Getting your music and video onto your tablet can be a pain. The easiest way to do it is to use the syncing and playback software DoubleTwist (free) and its AirSync add-on ($5). This combination allows you to sync over Wi-Fi, moving files automatically between your desktop and tablet from anywhere within range of your Wi-Fi network. You can stick your tablet on a bedside charger, for instance, and then have it automatically download new MP3s and videos from your desktop PC. DoubleTwist is also a decent music and video player that looks a lot like iTunes, which can make an iPad-to-Android-tablet transition a little easier, and can make the process of synchronizing your desktop and mobile music collections much simpler.
SketchBook Pro for Tablets
An Android tablet can be a clean canvas just waiting for you to exercise your artistic talents. SketchBook Pro for Tablets ($5) from Autodesk is the best sketching and painting app for Android. That's perhaps no surprise: The company is known for high-end design tools, and the Android version is based on the Windows version of SketchBook Pro. All of the features you expect are present, including more than 60 brushes and pens, unlimited undo, and multiple layers with controllable blending and opacity.
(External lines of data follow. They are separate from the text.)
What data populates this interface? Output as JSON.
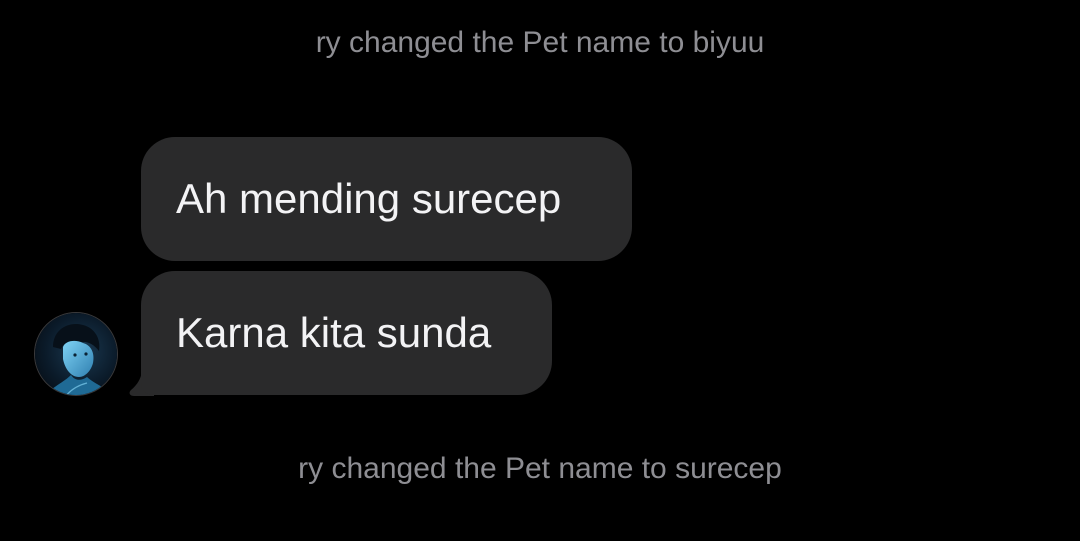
{
  "system_messages": {
    "top": "ry changed the Pet name to biyuu",
    "bottom": "ry changed the Pet name to surecep"
  },
  "messages": [
    {
      "text": "Ah mending surecep"
    },
    {
      "text": "Karna kita sunda"
    }
  ],
  "avatar": {
    "icon": "user-avatar",
    "accent": "#4fb6e8"
  },
  "colors": {
    "background": "#000000",
    "bubble": "#2a2a2b",
    "bubble_text": "#f3f3f5",
    "system_text": "#8e8e93"
  }
}
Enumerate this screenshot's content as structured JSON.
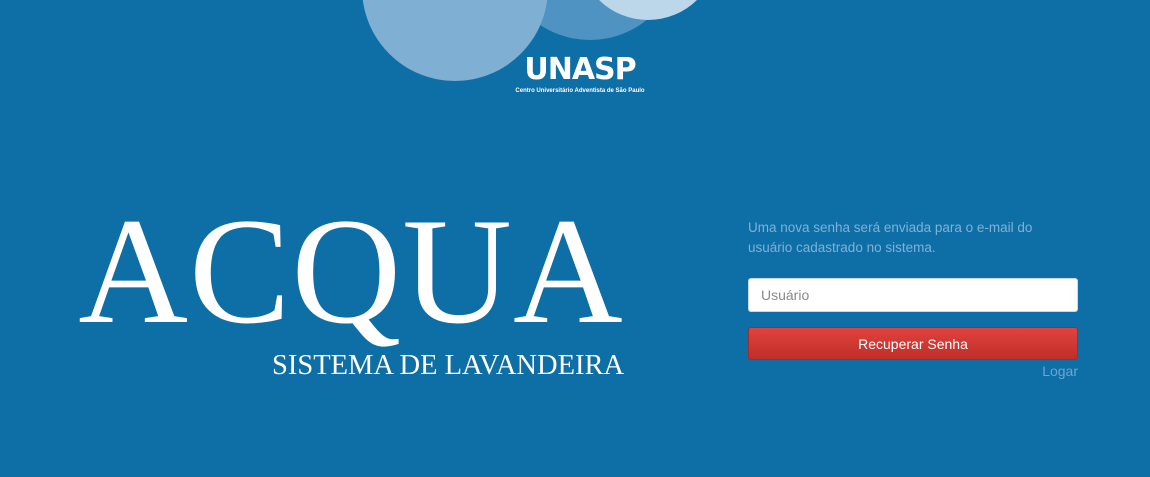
{
  "logo": {
    "word": "UNASP",
    "subtitle": "Centro Universitário Adventista de São Paulo"
  },
  "brand": {
    "title": "ACQUA",
    "subtitle": "SISTEMA DE LAVANDEIRA"
  },
  "recover": {
    "info": "Uma nova senha será enviada para o e-mail do usuário cadastrado no sistema.",
    "username_placeholder": "Usuário",
    "username_value": "",
    "button_label": "Recuperar Senha",
    "login_link": "Logar"
  },
  "colors": {
    "background": "#0e6ea6",
    "button": "#d63a35",
    "info_text": "#7fb2d9"
  }
}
You can customize the interface to put the tools you frequently use up front, and you can save images as layered Photoshop files for further editing on the desktop.
On the downside, it lacks pressure sensitivity (even with tablets that offer support for that, such as the Samsung Galaxy Note 10.1), and the canvas is locked in landscape mode. The program does a reasonable job of simulating pressure sensitivity with the brushes, so you get the distinctive lighter tail at the end of a stroke, but it's not the same as the real thing. The canvas is also limited by the size of the screen, so you can't create something bigger than the screen of your tablet.
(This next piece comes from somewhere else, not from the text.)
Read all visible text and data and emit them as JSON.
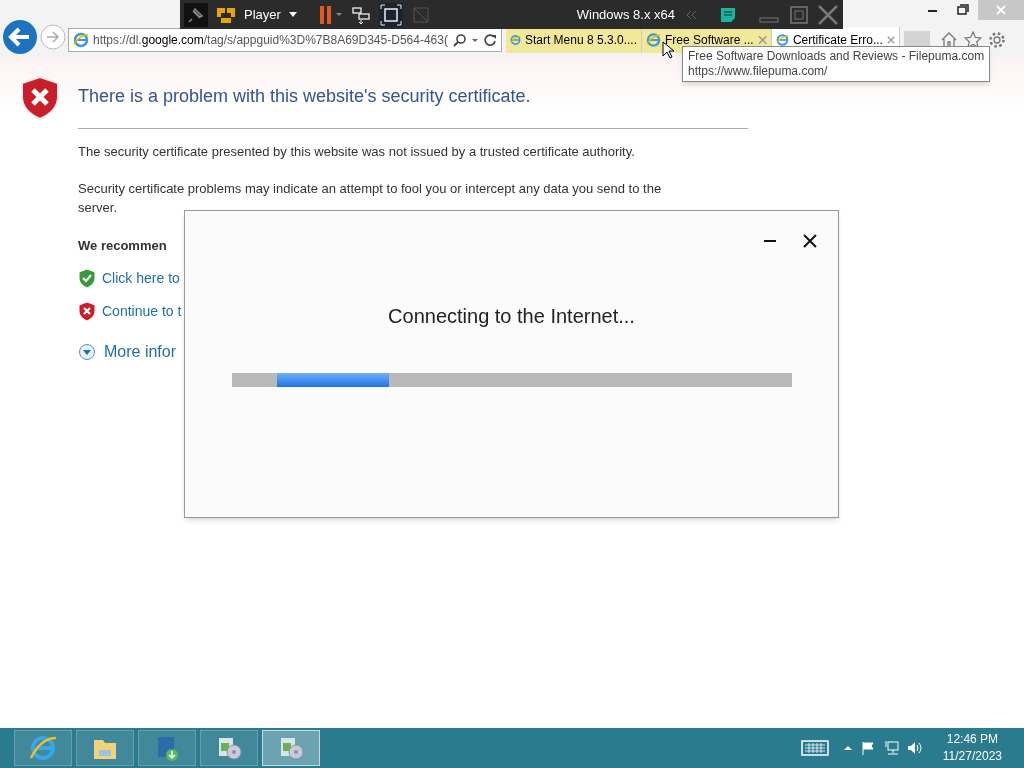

If you like to watch or listen to podcasts, you need a program that can automatically download new episodes directly to your tablet. DoggCatcher ($5) handles both video and audio podcasts with ease, checking the shows you subscribe to and downloading new episodes whenever you start the program. You get a lot of control over the process, including determining how many episodes the app downloads, how many old ones it keeps, and how much space they take. That last item is very useful if you have a limited amount of storage space and don't want to fill it up with large video files. We had no problems in our tests playing back audio podcasts while doing other tablet tasks, so you can listen to podcasts in the background while browsing.
The only feature that is absent is easy download scheduling. It is possible to load the program whenever you start the tablet and then have it download new episodes every few hours, but that takes up a good chunk of memory, which can be at a premium on lower-end tablets. A smaller program that downloads the new episodes on a schedule would be a good addition to this app.
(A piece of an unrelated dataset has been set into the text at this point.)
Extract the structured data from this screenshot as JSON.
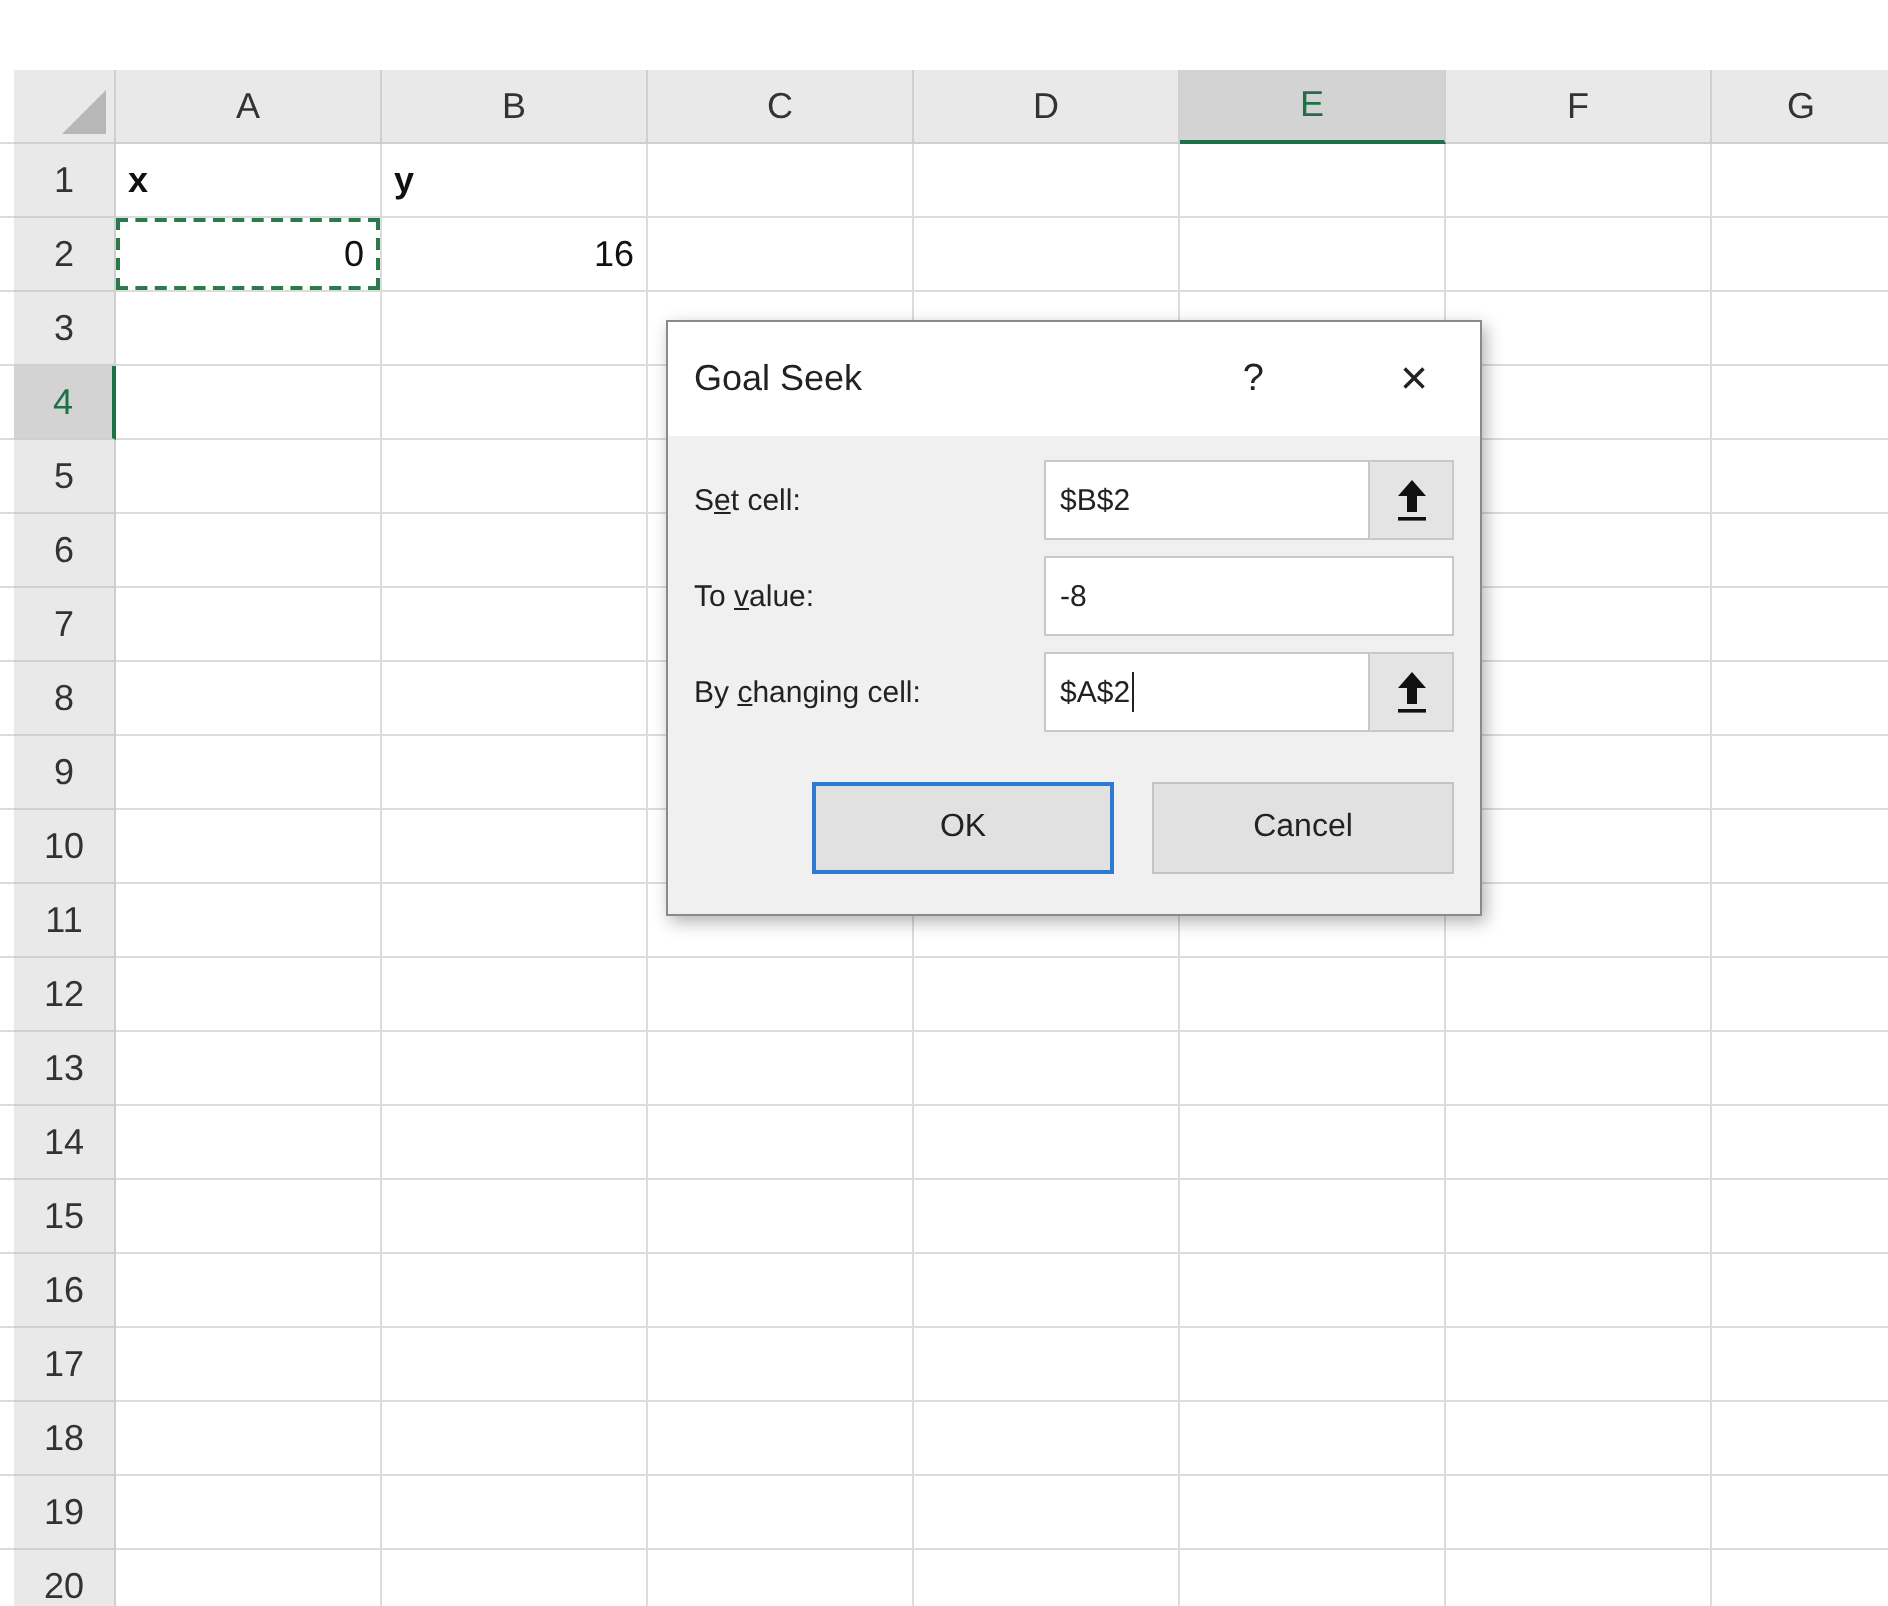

Sometimes you need to take the Web with you. When you go beyond the range of your Wi-Fi, an offline browser such as Pocket (free) can help you bring Web content with you by downloading it and storing it on your tablet before you leave. Then you can read that material at your leisure without an Internet connection. Pocket works well for finding content on your laptop or desktop, and then sharing it for reading on your tablet. When you are browsing the Web on your desktop, simply click a button in the browser bar to flag the current page in your Pocket account (plug-ins are available on all major browsers). Then, when you start the Pocket Android app, it downloads all of the flagged pages to your tablet, ready to be enjoyed later on.
It has a few flaws, however. Although the program advertises support for video, that feature doesn't work offline on most sites (the company claims that many sites prohibit downloading video for offline viewing), and you have to manually flag every page of multipage articles. You can get around the latter issue in some cases (look for the printer-friendly or one-page view of a long article, and mark that version), but it would be nice to download YouTube videos for offline viewing, or at least to get some warning when you mark a video that might not work.
For comprehensive coverage of the Android ecosystem, visit Greenbot.com.